“How many moves ahead do you think?”, a journalist once asked legendary chess player Garry Kasparov. Many in the room thought he’d come up with a ridiculously high number, which would make us all understand what made Kasparov such a great chess player, yet Kasparov simply replied: “There is no answer”, and continued: “The main thing in chess is not how many moves ahead you can think, but how you analyse the current situation.”
Applying the same strategy to life, let’s think about how often — instead of objectively assessing what’s happening to us now — we try to count and map moves forward: a fixed plan in a game of variables. Like chess, life doesn’t work that way.
Once we stop looking ahead and examine the moment, new opportunities arise, and difficult decisions become obvious.
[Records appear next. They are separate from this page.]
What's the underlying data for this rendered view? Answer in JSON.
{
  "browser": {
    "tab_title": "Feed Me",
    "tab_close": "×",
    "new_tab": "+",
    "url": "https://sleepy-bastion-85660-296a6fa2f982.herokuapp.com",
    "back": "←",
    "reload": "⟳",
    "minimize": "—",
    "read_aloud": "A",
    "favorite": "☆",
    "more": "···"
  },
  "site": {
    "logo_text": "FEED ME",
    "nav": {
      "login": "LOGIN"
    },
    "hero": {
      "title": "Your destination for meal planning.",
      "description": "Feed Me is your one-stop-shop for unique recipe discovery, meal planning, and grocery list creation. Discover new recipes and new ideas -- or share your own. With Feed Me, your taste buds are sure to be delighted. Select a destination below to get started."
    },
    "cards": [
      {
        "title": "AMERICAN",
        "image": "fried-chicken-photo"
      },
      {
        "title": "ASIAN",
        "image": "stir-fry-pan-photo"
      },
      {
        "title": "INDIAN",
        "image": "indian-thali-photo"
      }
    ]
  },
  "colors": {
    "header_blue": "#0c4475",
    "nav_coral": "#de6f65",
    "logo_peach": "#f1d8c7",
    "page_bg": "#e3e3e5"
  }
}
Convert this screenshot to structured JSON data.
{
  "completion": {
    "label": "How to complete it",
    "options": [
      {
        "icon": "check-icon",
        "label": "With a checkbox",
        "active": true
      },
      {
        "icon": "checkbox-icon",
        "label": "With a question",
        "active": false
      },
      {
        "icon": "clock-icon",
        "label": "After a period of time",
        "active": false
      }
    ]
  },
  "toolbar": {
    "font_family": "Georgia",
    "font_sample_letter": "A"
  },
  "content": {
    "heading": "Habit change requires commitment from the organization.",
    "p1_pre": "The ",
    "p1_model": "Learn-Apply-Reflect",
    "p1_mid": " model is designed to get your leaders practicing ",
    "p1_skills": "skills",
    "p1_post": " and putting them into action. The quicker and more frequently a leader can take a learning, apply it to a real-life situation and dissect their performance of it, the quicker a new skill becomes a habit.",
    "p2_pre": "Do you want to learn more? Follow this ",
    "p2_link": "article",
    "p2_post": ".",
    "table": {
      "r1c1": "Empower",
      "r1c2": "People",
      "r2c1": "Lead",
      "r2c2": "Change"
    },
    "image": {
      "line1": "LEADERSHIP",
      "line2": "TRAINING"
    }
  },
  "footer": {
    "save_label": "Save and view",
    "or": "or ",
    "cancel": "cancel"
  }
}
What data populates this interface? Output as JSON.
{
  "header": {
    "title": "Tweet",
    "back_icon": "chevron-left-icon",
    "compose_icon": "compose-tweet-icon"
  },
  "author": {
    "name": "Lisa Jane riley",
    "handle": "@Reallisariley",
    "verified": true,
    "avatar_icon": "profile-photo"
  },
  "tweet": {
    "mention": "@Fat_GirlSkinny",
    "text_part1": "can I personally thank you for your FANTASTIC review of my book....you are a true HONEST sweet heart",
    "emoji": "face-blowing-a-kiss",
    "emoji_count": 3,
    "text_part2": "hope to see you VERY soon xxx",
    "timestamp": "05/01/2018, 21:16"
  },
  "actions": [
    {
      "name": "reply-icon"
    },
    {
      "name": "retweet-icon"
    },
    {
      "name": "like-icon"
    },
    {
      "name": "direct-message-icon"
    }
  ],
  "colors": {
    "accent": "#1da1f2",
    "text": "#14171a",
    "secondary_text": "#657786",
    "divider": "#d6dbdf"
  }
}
Anyone who doesn’t know what to do next, only doesn’t know what is happening right now.